The lesson? Be careful what you wish for.
There are some who believe that FERC can solve the problem, sua sponte. The commission's initial offering is an excellent 137-page advanced notice of proposed rulemaking. The size of the notice, however, suggests that the process is unlikely to be quick or clean. Rather, it is more likely that there will be extensive comments, then somewhere way down deep next year a proposed rule. Then more comments. Then a final rule, with luck sometime in 2023. Then the inevitable litigation.
This has been said before, but it bears repeating: if you are counting on the federal government to solve your problem, you are likely to wait a long time and then, probably be disappointed. Again, be careful what you wish for.

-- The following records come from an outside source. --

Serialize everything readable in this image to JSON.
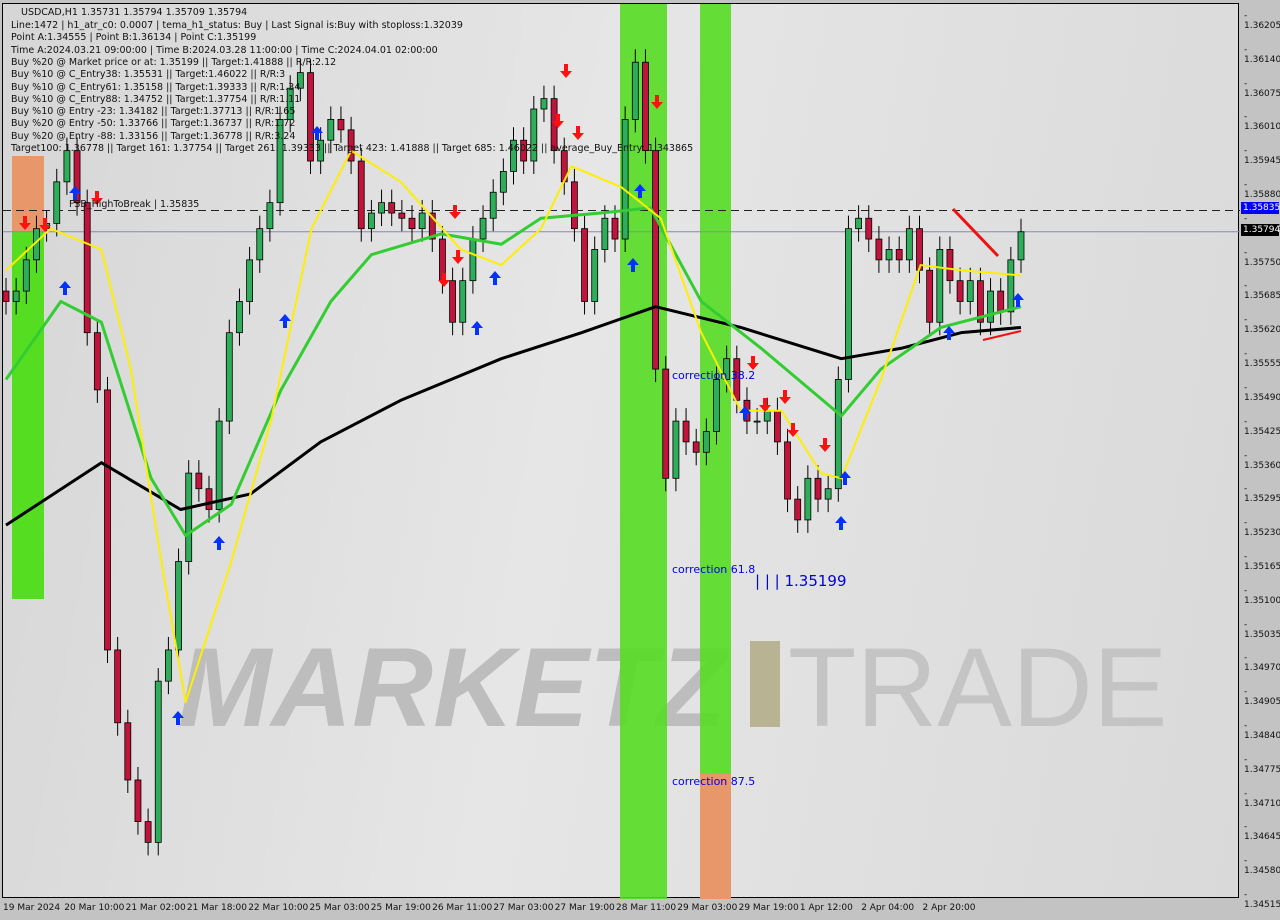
{
  "header": {
    "symbol_line": "USDCAD,H1  1.35731 1.35794 1.35709 1.35794",
    "info_lines": [
      "Line:1472 | h1_atr_c0: 0.0007 | tema_h1_status: Buy | Last Signal is:Buy with stoploss:1.32039",
      "Point A:1.34555 | Point B:1.36134 | Point C:1.35199",
      "Time A:2024.03.21 09:00:00 | Time B:2024.03.28 11:00:00 | Time C:2024.04.01 02:00:00",
      "Buy %20 @ Market price or at: 1.35199 || Target:1.41888 || R/R:2.12",
      "Buy %10 @ C_Entry38: 1.35531 || Target:1.46022 || R/R:3",
      "Buy %10 @ C_Entry61: 1.35158 || Target:1.39333 || R/R:1.34",
      "Buy %10 @ C_Entry88: 1.34752 || Target:1.37754 || R/R:1.11",
      "Buy %10 @ Entry -23: 1.34182 || Target:1.37713 || R/R:1.65",
      "Buy %20 @ Entry -50: 1.33766 || Target:1.36737 || R/R:1.72",
      "Buy %20 @ Entry -88: 1.33156 || Target:1.36778 || R/R:3.24",
      "Target100: 1.36778 || Target 161: 1.37754 || Target 261: 1.39333 || Target 423: 1.41888 || Target 685: 1.46022 || average_Buy_Entry: 1.343865"
    ]
  },
  "labels": {
    "fsb": "FSB_HighToBreak | 1.35835",
    "corr38": "correction 38.2",
    "corr61": "correction 61.8",
    "corr87": "correction 87.5",
    "pointc": "| | | 1.35199",
    "watermark_left": "MARKETZ",
    "watermark_right": "TRADE"
  },
  "colors": {
    "bull": "#2eae5a",
    "bear": "#c0143c",
    "ma_fast": "#ffee00",
    "ma_mid": "#33cc33",
    "ma_slow": "#000000",
    "band_green": "#55dd22",
    "band_orange": "#e8976a",
    "fsb_line": "#0000ff",
    "signal_up": "#0033ff",
    "signal_down": "#ff1111"
  },
  "chart_data": {
    "type": "candlestick",
    "symbol": "USDCAD",
    "timeframe": "H1",
    "ylim": [
      1.34515,
      1.36205
    ],
    "y_ticks": [
      "1.36205",
      "1.36140",
      "1.36075",
      "1.36010",
      "1.35945",
      "1.35880",
      "1.35815",
      "1.35750",
      "1.35685",
      "1.35620",
      "1.35555",
      "1.35490",
      "1.35425",
      "1.35360",
      "1.35295",
      "1.35230",
      "1.35165",
      "1.35100",
      "1.35035",
      "1.34970",
      "1.34905",
      "1.34840",
      "1.34775",
      "1.34710",
      "1.34645",
      "1.34580",
      "1.34515"
    ],
    "x_ticks": [
      "19 Mar 2024",
      "20 Mar 10:00",
      "21 Mar 02:00",
      "21 Mar 18:00",
      "22 Mar 10:00",
      "25 Mar 03:00",
      "25 Mar 19:00",
      "26 Mar 11:00",
      "27 Mar 03:00",
      "27 Mar 19:00",
      "28 Mar 11:00",
      "29 Mar 03:00",
      "29 Mar 19:00",
      "1 Apr 12:00",
      "2 Apr 04:00",
      "2 Apr 20:00"
    ],
    "close": [
      1.3566,
      1.3568,
      1.3574,
      1.358,
      1.3581,
      1.3589,
      1.3595,
      1.3585,
      1.356,
      1.3549,
      1.3499,
      1.3485,
      1.3474,
      1.3466,
      1.3462,
      1.3493,
      1.3499,
      1.3516,
      1.3533,
      1.353,
      1.3526,
      1.3543,
      1.356,
      1.3566,
      1.3574,
      1.358,
      1.3585,
      1.3601,
      1.3607,
      1.361,
      1.3593,
      1.3597,
      1.3601,
      1.3599,
      1.3593,
      1.358,
      1.3583,
      1.3585,
      1.3583,
      1.3582,
      1.358,
      1.3583,
      1.3578,
      1.357,
      1.3562,
      1.357,
      1.3578,
      1.3582,
      1.3587,
      1.3591,
      1.3597,
      1.3593,
      1.3603,
      1.3605,
      1.3595,
      1.3589,
      1.358,
      1.3566,
      1.3576,
      1.3582,
      1.3578,
      1.3601,
      1.3612,
      1.3595,
      1.3553,
      1.3532,
      1.3543,
      1.3539,
      1.3537,
      1.3541,
      1.3551,
      1.3555,
      1.3547,
      1.3543,
      1.3543,
      1.3545,
      1.3539,
      1.3528,
      1.3524,
      1.3532,
      1.3528,
      1.353,
      1.3551,
      1.358,
      1.3582,
      1.3578,
      1.3574,
      1.3576,
      1.3574,
      1.358,
      1.3572,
      1.3562,
      1.3576,
      1.357,
      1.3566,
      1.357,
      1.3562,
      1.3568,
      1.3564,
      1.3574,
      1.35794
    ],
    "ma_fast": [
      [
        0,
        1.3572
      ],
      [
        4.4,
        1.358
      ],
      [
        9.4,
        1.3576
      ],
      [
        12.3,
        1.3553
      ],
      [
        15.3,
        1.3516
      ],
      [
        17.7,
        1.3489
      ],
      [
        22.2,
        1.3516
      ],
      [
        26.1,
        1.3543
      ],
      [
        30.1,
        1.358
      ],
      [
        34,
        1.3595
      ],
      [
        38.9,
        1.3589
      ],
      [
        44.8,
        1.3576
      ],
      [
        48.8,
        1.3573
      ],
      [
        52.7,
        1.358
      ],
      [
        55.7,
        1.3592
      ],
      [
        60.6,
        1.3588
      ],
      [
        64.5,
        1.3582
      ],
      [
        68.5,
        1.356
      ],
      [
        72.4,
        1.3545
      ],
      [
        76.4,
        1.3545
      ],
      [
        80.3,
        1.3533
      ],
      [
        82.3,
        1.3532
      ],
      [
        86.2,
        1.3551
      ],
      [
        90.1,
        1.3573
      ],
      [
        94.1,
        1.3572
      ],
      [
        100,
        1.3571
      ]
    ],
    "ma_mid": [
      [
        0,
        1.3551
      ],
      [
        5.4,
        1.3566
      ],
      [
        9.4,
        1.3562
      ],
      [
        14.3,
        1.3532
      ],
      [
        17.7,
        1.3521
      ],
      [
        22.2,
        1.3527
      ],
      [
        27.1,
        1.3549
      ],
      [
        32,
        1.3566
      ],
      [
        36,
        1.3575
      ],
      [
        42.9,
        1.3579
      ],
      [
        48.8,
        1.3577
      ],
      [
        52.7,
        1.3582
      ],
      [
        58.6,
        1.3583
      ],
      [
        63.5,
        1.3584
      ],
      [
        68.5,
        1.3566
      ],
      [
        74.4,
        1.3557
      ],
      [
        82.3,
        1.3544
      ],
      [
        86.2,
        1.3553
      ],
      [
        92.1,
        1.3561
      ],
      [
        100,
        1.3565
      ]
    ],
    "ma_slow": [
      [
        0,
        1.3523
      ],
      [
        9.4,
        1.3535
      ],
      [
        17.2,
        1.3526
      ],
      [
        24.1,
        1.3529
      ],
      [
        31,
        1.3539
      ],
      [
        38.9,
        1.3547
      ],
      [
        48.8,
        1.3555
      ],
      [
        56.7,
        1.356
      ],
      [
        64,
        1.3565
      ],
      [
        72.4,
        1.3561
      ],
      [
        82.3,
        1.3555
      ],
      [
        88.2,
        1.3557
      ],
      [
        94.1,
        1.356
      ],
      [
        100,
        1.3561
      ]
    ],
    "levels": {
      "fsb_high_to_break": 1.35835,
      "last_price": 1.35794,
      "point_c": 1.35199
    }
  }
}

There are some who believe the real problem resides in questions about cost allocation, in who pays for what. Maybe. But businesses that are serious about getting something done usually negotiate to a point where both can make money on the effort. The involvement of third parties who are indifferent to the success of the effort in question rarely add value to the negotiation.
If they did, transmission building would be going gangbusters in regional transmission organizations. It's not.
Advocates for specific projects which may not make economic sense otherwise have been pitching tax credits as an answer. Those who have worked on transmission projects know that cash is rarely the problem, unless and until the siting and permitting process stretches beyond a decade. It is worth keeping in mind that Order 1000 was, in some measure, designed for projects that didn't make economic sense but otherwise supported public policy. Not surprisingly, few developers jumped at the chance to work on those projects.
The environmental permitting process and public opposition, of course, are the real problems impeding transmission. If one were serious about accelerating transmission building in the United States, one would amend the organic environmental statutes (the Endangered Species Act, The American Historical Preservation Act, the Clean Water Act) and place authority for the permitting required by those statutes within a single federal agency to prevent those who wish to stop projects from arbitraging agencies and to ensure that responsibility and accountability for decisions is clear.
I may be biased, but my personal preference for the agency to manage all this permitting would be FERC.
But it is unlikely that this administration will improve or accelerate environmental permitting. While there are reasons to support FERC's new Office of Public Participation, it is easy to imagine that it, too, will become an impediment to the timely and efficient building of infrastructure.
While all of this is going on, FERC is making natural gas pipelines more difficult to build. That's certainly their prerogative. As House Speaker Nancy Pelosi (D-Calif.) is fond of saying, elections have consequences, and one of them is that the winners get to make the rules.
If natural gas pipelines are difficult to permit and build, and if the federal regulatory process has a durable bias for transmission, and if gas-fired generation will be a necessity especially as nuclear power plants and coal-fired generation retire at alarming rates, it seems reasonable to assume that eventually, companies are just going to start building power plants at natural gas wellheads and hooking up to the grid from those sites.
To assume otherwise is to assume that the people who run energy companies are incapable of second-order thought. It also requires one to assume that traditional fuels, which made up around 80% of primary energy use in 1970, 1995, and last year, will vanish in the next few years.
Clearly, both assumptions are likely to be wrong. So, it seems likely that we are heading towards a world of — throwback warning — gas by wire.
The lesson for this and pretty much everything in life? Be careful what you wish for.